Bygones, Chinese government drones. Bygones.
I only found out how badly they screwed up the brakes when I took the car to a mechanic here for the first time, and he was horrorstruck when he saw the condition of my brakes. Apparently it was a Very Bad Thing they did.
So, this mechanic. His name is Shukri, and he has a shop not far down the road from the Embassy. I've never actually been to his shop, not on purpose, anyway, because when my car needs anything, he takes it there himself and returns it to me when he's done.
(I was accidentally at his shop just this week, when I was stuck in traffic in a strange area of town, and it turns out I was stuck directly in front of his shop. He came out in the street to chat for five minutes while we waited for traffic to clear.)
Shukri knows what he's doing: he was trained in the U.S., speaks impeccable English, and knows where to source real parts that really belong inside my car. He's honest. He's reliable.

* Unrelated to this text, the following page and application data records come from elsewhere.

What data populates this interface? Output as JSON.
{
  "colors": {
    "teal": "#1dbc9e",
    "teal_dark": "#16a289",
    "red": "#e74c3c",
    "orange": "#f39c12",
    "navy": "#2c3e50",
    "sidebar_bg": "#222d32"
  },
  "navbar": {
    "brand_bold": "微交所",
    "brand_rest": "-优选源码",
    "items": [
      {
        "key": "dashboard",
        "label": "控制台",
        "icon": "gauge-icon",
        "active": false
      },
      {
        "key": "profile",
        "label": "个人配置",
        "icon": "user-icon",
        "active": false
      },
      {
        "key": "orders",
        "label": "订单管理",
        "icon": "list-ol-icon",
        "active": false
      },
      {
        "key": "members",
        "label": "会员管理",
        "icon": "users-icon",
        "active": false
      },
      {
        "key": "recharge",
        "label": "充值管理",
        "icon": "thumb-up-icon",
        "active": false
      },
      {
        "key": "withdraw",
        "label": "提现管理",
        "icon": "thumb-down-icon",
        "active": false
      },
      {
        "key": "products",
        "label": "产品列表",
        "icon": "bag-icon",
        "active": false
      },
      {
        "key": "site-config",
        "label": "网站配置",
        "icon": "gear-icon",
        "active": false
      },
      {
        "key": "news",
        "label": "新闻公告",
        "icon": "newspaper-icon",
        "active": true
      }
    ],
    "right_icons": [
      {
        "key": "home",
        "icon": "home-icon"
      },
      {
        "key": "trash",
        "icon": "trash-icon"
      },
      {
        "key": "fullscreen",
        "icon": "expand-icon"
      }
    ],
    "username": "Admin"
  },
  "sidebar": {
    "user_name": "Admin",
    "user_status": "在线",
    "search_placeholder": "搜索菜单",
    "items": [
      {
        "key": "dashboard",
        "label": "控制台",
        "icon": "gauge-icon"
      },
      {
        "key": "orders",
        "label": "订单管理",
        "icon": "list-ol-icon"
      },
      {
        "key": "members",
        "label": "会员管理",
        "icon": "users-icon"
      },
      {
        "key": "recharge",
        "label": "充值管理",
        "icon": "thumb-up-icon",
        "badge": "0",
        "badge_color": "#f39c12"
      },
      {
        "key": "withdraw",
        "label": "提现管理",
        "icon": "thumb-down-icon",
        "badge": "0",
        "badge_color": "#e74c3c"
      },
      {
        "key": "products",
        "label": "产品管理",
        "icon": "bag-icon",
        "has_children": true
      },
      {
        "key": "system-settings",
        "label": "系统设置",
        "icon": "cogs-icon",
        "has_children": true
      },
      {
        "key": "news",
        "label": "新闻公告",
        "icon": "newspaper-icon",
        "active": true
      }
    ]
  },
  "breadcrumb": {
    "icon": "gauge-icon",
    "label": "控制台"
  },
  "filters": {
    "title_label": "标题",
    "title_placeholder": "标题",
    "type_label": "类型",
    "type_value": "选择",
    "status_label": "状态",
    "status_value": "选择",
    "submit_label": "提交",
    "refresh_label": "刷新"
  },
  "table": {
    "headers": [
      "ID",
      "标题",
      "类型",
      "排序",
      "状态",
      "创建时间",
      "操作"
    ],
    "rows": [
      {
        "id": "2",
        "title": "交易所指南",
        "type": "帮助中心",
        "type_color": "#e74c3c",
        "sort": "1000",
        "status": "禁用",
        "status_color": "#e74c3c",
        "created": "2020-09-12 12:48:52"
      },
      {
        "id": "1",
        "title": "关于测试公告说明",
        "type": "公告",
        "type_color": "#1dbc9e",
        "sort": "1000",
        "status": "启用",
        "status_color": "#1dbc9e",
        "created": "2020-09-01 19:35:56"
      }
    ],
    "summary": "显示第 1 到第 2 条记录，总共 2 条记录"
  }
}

When he says he's going to do something, he does it. I had a friend whose car broke down on the side of the road, late at night, and Shukri drove to where she was, then gave her the keys to his own car so she could get home while he waited for one of his mechanics to show up. Who does that?
When I took the side of the car off after failing to see a teeny tiny stone wall that jumped out in front of me one afternoon, he didn't laugh, or even roll his eyes. He simply fixed the car.
When he had to repaint the bumper (okay, that was SO not my fault), he warned me not to let the boab wash the car for 24 hours. But the next morning at 6am, I staggered sleepy-eyed into the kitchen, and when I glanced out the window, I saw the boab preparing to wash the car. I shrieked and ran outside in my pajamas, only to realize I couldn't remember the Arabic words for "don't wash the car." So I called Shukri. At 6 in the morning. His wife answered, and she was very confused, but when I managed to explain who I was and why I was calling, she offered to talk to the boab herself. I handed him the phone, words were exchanged, and the problem was solved. I was kind of embarrassed when I finally met Shukri's wife in person and had to explain that I was the one who'd woken her up to ask what the verb "to wash" is in Arabic.
Two weeks ago, I got a flat tire on the way to work. Only I didn't know it - the guards at the Embassy pointed it out when I got there. I found Shukri in the cafeteria: he found a nail in my tire, and he patched it up and returned the car to me, shiny, clean and drivable, for the low, low price of about $8.
Today, when I was at lunch, he tracked me down. "I noticed," he said, "that one of your tires looks low again. We should probably check it out." I gave him the keys and he went out and found another nail. Seriously. Nails are a hazard here, apparently. But he patched it up while I was at work and returned the car to the parking lot, with 0% inconvenience to me.
So today, I am grateful for Shukri. He was paying attention when I wasn't, and he saved me from getting a flat tire somewhere out in the wide world tonight.
Good things happen sometimes. And good people are everywhere. You just have to pay attention, I guess.